RECORDED DATA:
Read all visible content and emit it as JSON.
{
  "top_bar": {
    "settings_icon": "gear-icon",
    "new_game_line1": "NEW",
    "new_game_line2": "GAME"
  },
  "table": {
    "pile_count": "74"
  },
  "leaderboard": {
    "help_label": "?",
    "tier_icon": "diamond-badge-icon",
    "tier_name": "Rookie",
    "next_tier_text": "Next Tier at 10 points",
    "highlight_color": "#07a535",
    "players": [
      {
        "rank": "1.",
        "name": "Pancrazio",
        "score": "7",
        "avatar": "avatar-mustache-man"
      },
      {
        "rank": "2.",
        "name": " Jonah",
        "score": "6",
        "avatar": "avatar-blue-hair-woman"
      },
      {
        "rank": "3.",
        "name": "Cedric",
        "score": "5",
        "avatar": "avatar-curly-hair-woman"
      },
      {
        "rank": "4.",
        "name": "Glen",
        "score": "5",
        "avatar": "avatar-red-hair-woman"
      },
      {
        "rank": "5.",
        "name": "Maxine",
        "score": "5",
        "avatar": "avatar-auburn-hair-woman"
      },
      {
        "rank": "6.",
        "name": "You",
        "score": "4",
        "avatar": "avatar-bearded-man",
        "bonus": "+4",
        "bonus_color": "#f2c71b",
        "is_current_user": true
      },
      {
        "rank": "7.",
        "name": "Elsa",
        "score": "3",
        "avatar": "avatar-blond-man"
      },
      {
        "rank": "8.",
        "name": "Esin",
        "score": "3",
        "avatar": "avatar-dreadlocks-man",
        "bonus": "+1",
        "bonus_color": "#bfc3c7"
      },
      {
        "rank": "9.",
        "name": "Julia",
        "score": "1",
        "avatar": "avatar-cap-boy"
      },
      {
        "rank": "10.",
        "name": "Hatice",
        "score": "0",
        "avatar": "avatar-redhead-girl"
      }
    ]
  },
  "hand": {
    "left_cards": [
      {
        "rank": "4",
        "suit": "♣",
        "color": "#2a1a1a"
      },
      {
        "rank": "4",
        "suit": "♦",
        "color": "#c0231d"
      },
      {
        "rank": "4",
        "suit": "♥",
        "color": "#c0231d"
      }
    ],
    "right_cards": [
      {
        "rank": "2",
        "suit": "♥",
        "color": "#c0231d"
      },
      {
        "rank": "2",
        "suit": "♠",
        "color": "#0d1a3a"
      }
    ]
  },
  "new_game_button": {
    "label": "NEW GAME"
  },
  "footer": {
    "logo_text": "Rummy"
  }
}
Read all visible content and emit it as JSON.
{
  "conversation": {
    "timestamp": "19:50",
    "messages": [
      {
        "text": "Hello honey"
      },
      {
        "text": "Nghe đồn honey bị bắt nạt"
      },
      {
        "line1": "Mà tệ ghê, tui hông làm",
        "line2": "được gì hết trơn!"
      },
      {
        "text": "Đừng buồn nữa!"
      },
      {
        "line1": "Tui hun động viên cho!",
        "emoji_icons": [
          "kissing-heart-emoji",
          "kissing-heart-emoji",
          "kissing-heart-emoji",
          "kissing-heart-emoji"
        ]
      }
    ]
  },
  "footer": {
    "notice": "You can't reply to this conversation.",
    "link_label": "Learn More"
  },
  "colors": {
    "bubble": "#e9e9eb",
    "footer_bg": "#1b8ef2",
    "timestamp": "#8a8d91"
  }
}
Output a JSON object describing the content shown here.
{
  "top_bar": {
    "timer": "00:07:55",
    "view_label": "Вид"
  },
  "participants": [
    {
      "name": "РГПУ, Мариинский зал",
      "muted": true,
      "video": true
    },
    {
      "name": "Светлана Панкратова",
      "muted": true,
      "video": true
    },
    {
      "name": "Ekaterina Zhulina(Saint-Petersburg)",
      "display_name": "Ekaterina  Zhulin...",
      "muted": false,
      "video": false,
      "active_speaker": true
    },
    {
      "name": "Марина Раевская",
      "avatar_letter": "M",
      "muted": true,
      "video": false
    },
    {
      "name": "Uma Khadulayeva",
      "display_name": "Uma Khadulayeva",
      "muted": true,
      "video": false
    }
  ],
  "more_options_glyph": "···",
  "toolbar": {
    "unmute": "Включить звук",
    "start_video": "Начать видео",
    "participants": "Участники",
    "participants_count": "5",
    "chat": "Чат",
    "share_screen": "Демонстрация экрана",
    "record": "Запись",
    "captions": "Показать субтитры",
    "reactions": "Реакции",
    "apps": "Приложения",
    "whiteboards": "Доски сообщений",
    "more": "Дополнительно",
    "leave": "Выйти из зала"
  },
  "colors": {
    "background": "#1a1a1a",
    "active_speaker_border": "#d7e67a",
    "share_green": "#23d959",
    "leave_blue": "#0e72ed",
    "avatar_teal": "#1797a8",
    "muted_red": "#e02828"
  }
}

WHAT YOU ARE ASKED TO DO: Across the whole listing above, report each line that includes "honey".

EXERCISE SOLUTION:
        "text": "Hello honey"
        "text": "Nghe đồn honey bị bắt nạt"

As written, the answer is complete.